Based on the data from the www.aseanstats.org, ASEAN countries received 124.86 million foreign tourists and $134.66 billion in income from them. By comparison Southeast Asian countries received just 28.5 million international visitors in 1995, 36.3 million in 2000 and 110.8 million in 2016.
What has contributed to this growth in tourism during the last 15 years?
There are two reasons.
The first is the rise of incomes in both China, which, as we have seen, emerged as the second-largest economy with a huge middle class during the same period, and also in ASEAN, which contributes more than 40 percent of international tourists in intra-ASEAN tourism.
The second is the affordability of air travel, thanks to mushrooming of budget airlines.
“Around 20 years ago, air travel was considered a luxury and only rich people could afford it. Now even a poor person can fly to his hometown. All this is because of budget airlines,” Dewi Sundari, who works in a private company in Jakarta, told this author.
Chinese tourists have been flocking to Southeast Asian countries, which are conveniently located for China. For example, Thailand has been receiving more than 10 million tourists from China annually over the last three years. Almost one third of Thailand’s 35.38 million foreign tourists came from China in 2017.
Likewise, in Vietnam – according to the latest data of the Vietnam National Administration of Tourism – around 5 million Chinese tourists arrived in 2018, almost one third of its total 15.49 million foreign tourists.
In Indonesia, another rising star in ASEAN tourism, around 2.1 million Chinese tourists arrived in 2017, out of its total 14.04 million foreign tourists in the same year.
It was the same situation in Malaysia, Singapore, Myanmar, Cambodia and Laos, where the number of Chinese tourists has been constantly rising.
Overall it is estimated that around 25 million Chinese tourists visited ASEAN countries in 2018. This number may double in the next five years.

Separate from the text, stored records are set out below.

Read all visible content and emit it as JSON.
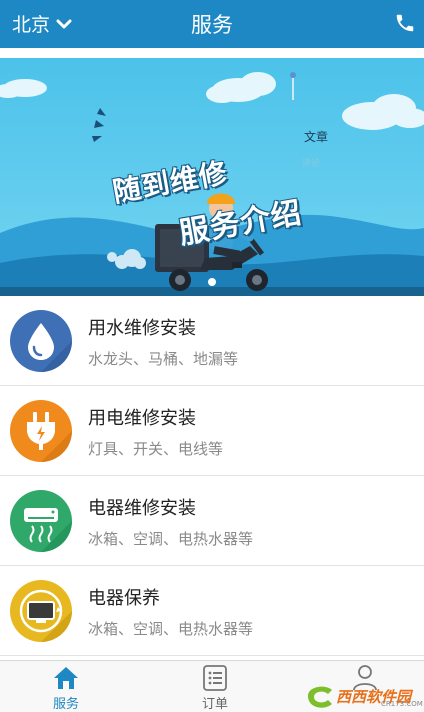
{
  "header": {
    "city": "北京",
    "title": "服务"
  },
  "banner": {
    "headline_1": "随到维修",
    "headline_2": "服务介绍",
    "tag_article": "文章",
    "tag_comment": "评论",
    "slide_count": 1,
    "active_slide": 1
  },
  "services": [
    {
      "name": "用水维修安装",
      "desc": "水龙头、马桶、地漏等",
      "color": "#3f6fb5",
      "icon": "water-drop-icon"
    },
    {
      "name": "用电维修安装",
      "desc": "灯具、开关、电线等",
      "color": "#f08a1c",
      "icon": "plug-icon"
    },
    {
      "name": "电器维修安装",
      "desc": "冰箱、空调、电热水器等",
      "color": "#2fa86a",
      "icon": "air-conditioner-icon"
    },
    {
      "name": "电器保养",
      "desc": "冰箱、空调、电热水器等",
      "color": "#e8b820",
      "icon": "tv-icon"
    }
  ],
  "bottom_nav": {
    "home": "服务",
    "order": "订单",
    "mine": ""
  },
  "watermark": {
    "text": "西西软件园",
    "sub": "CR173.COM"
  },
  "colors": {
    "primary": "#1e88c4"
  }
}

Southeast Asian countries may fiercely compete to woo more Chinese tourists to their respective countries by offering discounted tour packages and visa waivers but they should keep in mind that ASEAN is a family and they should maintain healthy competition in luring Chinese tourists.
The rising number of Chinese tourists in Southeast Asia can boost tourism by creating millions of new jobs but it could become a tool in China’s soft-power diplomacy. Maintaining cordial relations with China is a must for ASEAN member states in order to reap benefits from Chinese investments, trade and tourism.
Please Donate Today
Did you enjoy this article? Then please consider donating today to ensure that Eurasia Review can continue to be able to provide similar content.